Extracted records:

________

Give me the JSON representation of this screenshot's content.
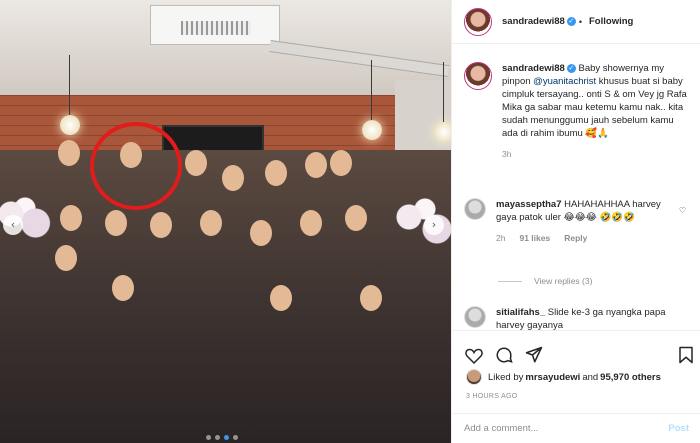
{
  "header": {
    "username": "sandradewi88",
    "separator": "•",
    "follow_status": "Following"
  },
  "caption": {
    "username": "sandradewi88",
    "text_before": "Baby showernya my pinpon ",
    "mention": "@yuanitachrist",
    "text_after": " khusus buat si baby cimpluk tersayang.. onti S & om Vey jg Rafa Mika ga sabar mau ketemu kamu nak.. kita sudah menunggumu jauh sebelum kamu ada di rahim ibumu 🥰🙏",
    "time": "3h"
  },
  "comments": [
    {
      "username": "mayasseptha7",
      "text": "HAHAHAHHAA harvey gaya patok uler 😂😂😂 🤣🤣🤣",
      "time": "2h",
      "likes": "91 likes",
      "reply": "Reply"
    },
    {
      "username": "sitialifahs_",
      "text": "Slide ke-3 ga nyangka papa harvey gayanya"
    }
  ],
  "view_replies": "View replies (3)",
  "likes_summary": {
    "prefix": "Liked by ",
    "user": "mrsayudewi",
    "middle": " and ",
    "count": "95,970 others"
  },
  "posted_time": "3 HOURS AGO",
  "add_comment": {
    "placeholder": "Add a comment...",
    "post_label": "Post"
  },
  "carousel": {
    "slides": 4,
    "active_index": 2
  },
  "colors": {
    "accent": "#3897f0",
    "highlight_circle": "#e21b1b",
    "post_disabled": "#b2dffc"
  }
}
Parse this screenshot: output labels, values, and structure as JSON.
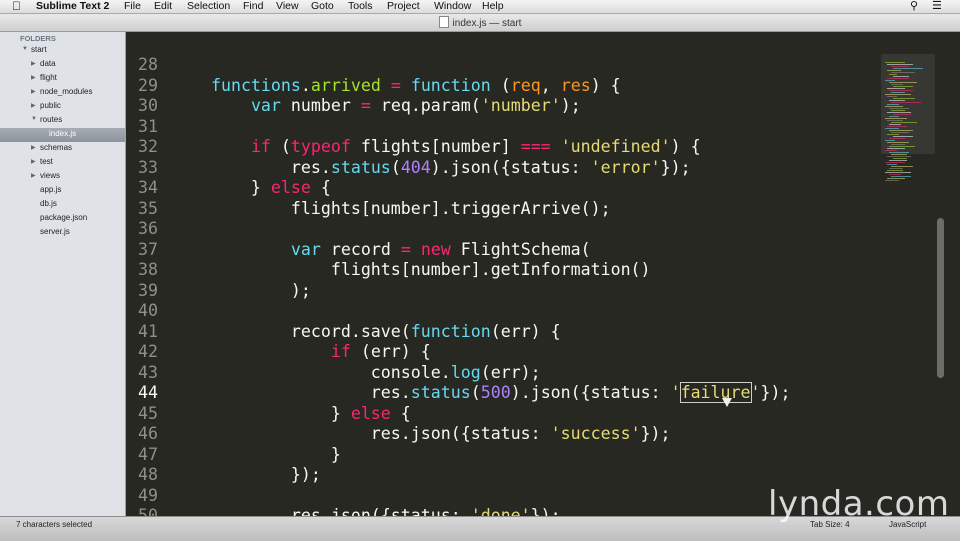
{
  "menubar": {
    "app_name": "Sublime Text 2",
    "items": [
      "File",
      "Edit",
      "Selection",
      "Find",
      "View",
      "Goto",
      "Tools",
      "Project",
      "Window",
      "Help"
    ]
  },
  "window": {
    "title": "index.js — start"
  },
  "sidebar": {
    "header": "FOLDERS",
    "root": "start",
    "items": [
      {
        "label": "data",
        "type": "folder"
      },
      {
        "label": "flight",
        "type": "folder"
      },
      {
        "label": "node_modules",
        "type": "folder"
      },
      {
        "label": "public",
        "type": "folder"
      },
      {
        "label": "routes",
        "type": "folder-open"
      },
      {
        "label": "index.js",
        "type": "file",
        "selected": true
      },
      {
        "label": "schemas",
        "type": "folder"
      },
      {
        "label": "test",
        "type": "folder"
      },
      {
        "label": "views",
        "type": "folder"
      },
      {
        "label": "app.js",
        "type": "file"
      },
      {
        "label": "db.js",
        "type": "file"
      },
      {
        "label": "package.json",
        "type": "file"
      },
      {
        "label": "server.js",
        "type": "file"
      }
    ]
  },
  "editor": {
    "current_line": 44,
    "lines": [
      {
        "n": "28",
        "tokens": []
      },
      {
        "n": "29",
        "tokens": [
          [
            "",
            "    "
          ],
          [
            "f",
            "functions"
          ],
          [
            "",
            "."
          ],
          [
            "g",
            "arrived"
          ],
          [
            "",
            " "
          ],
          [
            "k",
            "="
          ],
          [
            "",
            " "
          ],
          [
            "f",
            "function"
          ],
          [
            "",
            " ("
          ],
          [
            "p",
            "req"
          ],
          [
            "",
            ", "
          ],
          [
            "p",
            "res"
          ],
          [
            "",
            ") {"
          ]
        ]
      },
      {
        "n": "30",
        "tokens": [
          [
            "",
            "        "
          ],
          [
            "f",
            "var"
          ],
          [
            "",
            " number "
          ],
          [
            "k",
            "="
          ],
          [
            "",
            " req.param("
          ],
          [
            "s",
            "'number'"
          ],
          [
            "",
            ");"
          ]
        ]
      },
      {
        "n": "31",
        "tokens": []
      },
      {
        "n": "32",
        "tokens": [
          [
            "",
            "        "
          ],
          [
            "k",
            "if"
          ],
          [
            "",
            " ("
          ],
          [
            "k",
            "typeof"
          ],
          [
            "",
            " flights[number] "
          ],
          [
            "k",
            "==="
          ],
          [
            "",
            " "
          ],
          [
            "s",
            "'undefined'"
          ],
          [
            "",
            ") {"
          ]
        ]
      },
      {
        "n": "33",
        "tokens": [
          [
            "",
            "            res."
          ],
          [
            "f",
            "status"
          ],
          [
            "",
            "("
          ],
          [
            "n",
            "404"
          ],
          [
            "",
            ").json({status: "
          ],
          [
            "s",
            "'error'"
          ],
          [
            "",
            "});"
          ]
        ]
      },
      {
        "n": "34",
        "tokens": [
          [
            "",
            "        } "
          ],
          [
            "k",
            "else"
          ],
          [
            "",
            " {"
          ]
        ]
      },
      {
        "n": "35",
        "tokens": [
          [
            "",
            "            flights[number].triggerArrive();"
          ]
        ]
      },
      {
        "n": "36",
        "tokens": []
      },
      {
        "n": "37",
        "tokens": [
          [
            "",
            "            "
          ],
          [
            "f",
            "var"
          ],
          [
            "",
            " record "
          ],
          [
            "k",
            "="
          ],
          [
            "",
            " "
          ],
          [
            "k",
            "new"
          ],
          [
            "",
            " FlightSchema("
          ]
        ]
      },
      {
        "n": "38",
        "tokens": [
          [
            "",
            "                flights[number].getInformation()"
          ]
        ]
      },
      {
        "n": "39",
        "tokens": [
          [
            "",
            "            );"
          ]
        ]
      },
      {
        "n": "40",
        "tokens": []
      },
      {
        "n": "41",
        "tokens": [
          [
            "",
            "            record.save("
          ],
          [
            "f",
            "function"
          ],
          [
            "",
            "(err) {"
          ]
        ]
      },
      {
        "n": "42",
        "tokens": [
          [
            "",
            "                "
          ],
          [
            "k",
            "if"
          ],
          [
            "",
            " (err) {"
          ]
        ]
      },
      {
        "n": "43",
        "tokens": [
          [
            "",
            "                    console."
          ],
          [
            "f",
            "log"
          ],
          [
            "",
            "(err);"
          ]
        ]
      },
      {
        "n": "44",
        "tokens": [
          [
            "",
            "                    res."
          ],
          [
            "f",
            "status"
          ],
          [
            "",
            "("
          ],
          [
            "n",
            "500"
          ],
          [
            "",
            ").json({status: "
          ],
          [
            "s",
            "'"
          ],
          [
            "s hl",
            "failure"
          ],
          [
            "s",
            "'"
          ],
          [
            "",
            "});"
          ]
        ]
      },
      {
        "n": "45",
        "tokens": [
          [
            "",
            "                } "
          ],
          [
            "k",
            "else"
          ],
          [
            "",
            " {"
          ]
        ]
      },
      {
        "n": "46",
        "tokens": [
          [
            "",
            "                    res.json({status: "
          ],
          [
            "s",
            "'success'"
          ],
          [
            "",
            "});"
          ]
        ]
      },
      {
        "n": "47",
        "tokens": [
          [
            "",
            "                }"
          ]
        ]
      },
      {
        "n": "48",
        "tokens": [
          [
            "",
            "            });"
          ]
        ]
      },
      {
        "n": "49",
        "tokens": []
      },
      {
        "n": "50",
        "tokens": [
          [
            "",
            "            res.json({status: "
          ],
          [
            "s",
            "'done'"
          ],
          [
            "",
            "});"
          ]
        ]
      }
    ]
  },
  "statusbar": {
    "selection": "7 characters selected",
    "tab_size": "Tab Size: 4",
    "syntax": "JavaScript"
  },
  "watermark": "lynda.com",
  "colors": {
    "editor_bg": "#272822",
    "keyword": "#f92672",
    "string": "#e6db74",
    "number": "#ae81ff",
    "function": "#66d9ef",
    "property": "#a6e22e",
    "param": "#fd971f"
  }
}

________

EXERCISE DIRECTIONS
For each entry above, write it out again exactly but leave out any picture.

RESULT FOR THIS EXERCISE
Give me the JSON representation of this screenshot's content.
{
  "header": {
    "username": "sandradewi88",
    "separator": "•",
    "follow_status": "Following"
  },
  "caption": {
    "username": "sandradewi88",
    "text_before": "Baby showernya my pinpon ",
    "mention": "@yuanitachrist",
    "text_after": " khusus buat si baby cimpluk tersayang.. onti S & om Vey jg Rafa Mika ga sabar mau ketemu kamu nak.. kita sudah menunggumu jauh sebelum kamu ada di rahim ibumu 🥰🙏",
    "time": "3h"
  },
  "comments": [
    {
      "username": "mayasseptha7",
      "text": "HAHAHAHHAA harvey gaya patok uler 😂😂😂 🤣🤣🤣",
      "time": "2h",
      "likes": "91 likes",
      "reply": "Reply"
    },
    {
      "username": "sitialifahs_",
      "text": "Slide ke-3 ga nyangka papa harvey gayanya"
    }
  ],
  "view_replies": "View replies (3)",
  "likes_summary": {
    "prefix": "Liked by ",
    "user": "mrsayudewi",
    "middle": " and ",
    "count": "95,970 others"
  },
  "posted_time": "3 HOURS AGO",
  "add_comment": {
    "placeholder": "Add a comment...",
    "post_label": "Post"
  },
  "carousel": {
    "slides": 4,
    "active_index": 2
  },
  "colors": {
    "accent": "#3897f0",
    "highlight_circle": "#e21b1b",
    "post_disabled": "#b2dffc"
  }
}
Parse this screenshot: output labels, values, and structure as JSON.
{
  "menubar": {
    "app_name": "Sublime Text 2",
    "items": [
      "File",
      "Edit",
      "Selection",
      "Find",
      "View",
      "Goto",
      "Tools",
      "Project",
      "Window",
      "Help"
    ]
  },
  "window": {
    "title": "index.js — start"
  },
  "sidebar": {
    "header": "FOLDERS",
    "root": "start",
    "items": [
      {
        "label": "data",
        "type": "folder"
      },
      {
        "label": "flight",
        "type": "folder"
      },
      {
        "label": "node_modules",
        "type": "folder"
      },
      {
        "label": "public",
        "type": "folder"
      },
      {
        "label": "routes",
        "type": "folder-open"
      },
      {
        "label": "index.js",
        "type": "file",
        "selected": true
      },
      {
        "label": "schemas",
        "type": "folder"
      },
      {
        "label": "test",
        "type": "folder"
      },
      {
        "label": "views",
        "type": "folder"
      },
      {
        "label": "app.js",
        "type": "file"
      },
      {
        "label": "db.js",
        "type": "file"
      },
      {
        "label": "package.json",
        "type": "file"
      },
      {
        "label": "server.js",
        "type": "file"
      }
    ]
  },
  "editor": {
    "current_line": 44,
    "lines": [
      {
        "n": "28",
        "tokens": []
      },
      {
        "n": "29",
        "tokens": [
          [
            "",
            "    "
          ],
          [
            "f",
            "functions"
          ],
          [
            "",
            "."
          ],
          [
            "g",
            "arrived"
          ],
          [
            "",
            " "
          ],
          [
            "k",
            "="
          ],
          [
            "",
            " "
          ],
          [
            "f",
            "function"
          ],
          [
            "",
            " ("
          ],
          [
            "p",
            "req"
          ],
          [
            "",
            ", "
          ],
          [
            "p",
            "res"
          ],
          [
            "",
            ") {"
          ]
        ]
      },
      {
        "n": "30",
        "tokens": [
          [
            "",
            "        "
          ],
          [
            "f",
            "var"
          ],
          [
            "",
            " number "
          ],
          [
            "k",
            "="
          ],
          [
            "",
            " req.param("
          ],
          [
            "s",
            "'number'"
          ],
          [
            "",
            ");"
          ]
        ]
      },
      {
        "n": "31",
        "tokens": []
      },
      {
        "n": "32",
        "tokens": [
          [
            "",
            "        "
          ],
          [
            "k",
            "if"
          ],
          [
            "",
            " ("
          ],
          [
            "k",
            "typeof"
          ],
          [
            "",
            " flights[number] "
          ],
          [
            "k",
            "==="
          ],
          [
            "",
            " "
          ],
          [
            "s",
            "'undefined'"
          ],
          [
            "",
            ") {"
          ]
        ]
      },
      {
        "n": "33",
        "tokens": [
          [
            "",
            "            res."
          ],
          [
            "f",
            "status"
          ],
          [
            "",
            "("
          ],
          [
            "n",
            "404"
          ],
          [
            "",
            ").json({status: "
          ],
          [
            "s",
            "'error'"
          ],
          [
            "",
            "});"
          ]
        ]
      },
      {
        "n": "34",
        "tokens": [
          [
            "",
            "        } "
          ],
          [
            "k",
            "else"
          ],
          [
            "",
            " {"
          ]
        ]
      },
      {
        "n": "35",
        "tokens": [
          [
            "",
            "            flights[number].triggerArrive();"
          ]
        ]
      },
      {
        "n": "36",
        "tokens": []
      },
      {
        "n": "37",
        "tokens": [
          [
            "",
            "            "
          ],
          [
            "f",
            "var"
          ],
          [
            "",
            " record "
          ],
          [
            "k",
            "="
          ],
          [
            "",
            " "
          ],
          [
            "k",
            "new"
          ],
          [
            "",
            " FlightSchema("
          ]
        ]
      },
      {
        "n": "38",
        "tokens": [
          [
            "",
            "                flights[number].getInformation()"
          ]
        ]
      },
      {
        "n": "39",
        "tokens": [
          [
            "",
            "            );"
          ]
        ]
      },
      {
        "n": "40",
        "tokens": []
      },
      {
        "n": "41",
        "tokens": [
          [
            "",
            "            record.save("
          ],
          [
            "f",
            "function"
          ],
          [
            "",
            "(err) {"
          ]
        ]
      },
      {
        "n": "42",
        "tokens": [
          [
            "",
            "                "
          ],
          [
            "k",
            "if"
          ],
          [
            "",
            " (err) {"
          ]
        ]
      },
      {
        "n": "43",
        "tokens": [
          [
            "",
            "                    console."
          ],
          [
            "f",
            "log"
          ],
          [
            "",
            "(err);"
          ]
        ]
      },
      {
        "n": "44",
        "tokens": [
          [
            "",
            "                    res."
          ],
          [
            "f",
            "status"
          ],
          [
            "",
            "("
          ],
          [
            "n",
            "500"
          ],
          [
            "",
            ").json({status: "
          ],
          [
            "s",
            "'"
          ],
          [
            "s hl",
            "failure"
          ],
          [
            "s",
            "'"
          ],
          [
            "",
            "});"
          ]
        ]
      },
      {
        "n": "45",
        "tokens": [
          [
            "",
            "                } "
          ],
          [
            "k",
            "else"
          ],
          [
            "",
            " {"
          ]
        ]
      },
      {
        "n": "46",
        "tokens": [
          [
            "",
            "                    res.json({status: "
          ],
          [
            "s",
            "'success'"
          ],
          [
            "",
            "});"
          ]
        ]
      },
      {
        "n": "47",
        "tokens": [
          [
            "",
            "                }"
          ]
        ]
      },
      {
        "n": "48",
        "tokens": [
          [
            "",
            "            });"
          ]
        ]
      },
      {
        "n": "49",
        "tokens": []
      },
      {
        "n": "50",
        "tokens": [
          [
            "",
            "            res.json({status: "
          ],
          [
            "s",
            "'done'"
          ],
          [
            "",
            "});"
          ]
        ]
      }
    ]
  },
  "statusbar": {
    "selection": "7 characters selected",
    "tab_size": "Tab Size: 4",
    "syntax": "JavaScript"
  },
  "watermark": "lynda.com",
  "colors": {
    "editor_bg": "#272822",
    "keyword": "#f92672",
    "string": "#e6db74",
    "number": "#ae81ff",
    "function": "#66d9ef",
    "property": "#a6e22e",
    "param": "#fd971f"
  }
}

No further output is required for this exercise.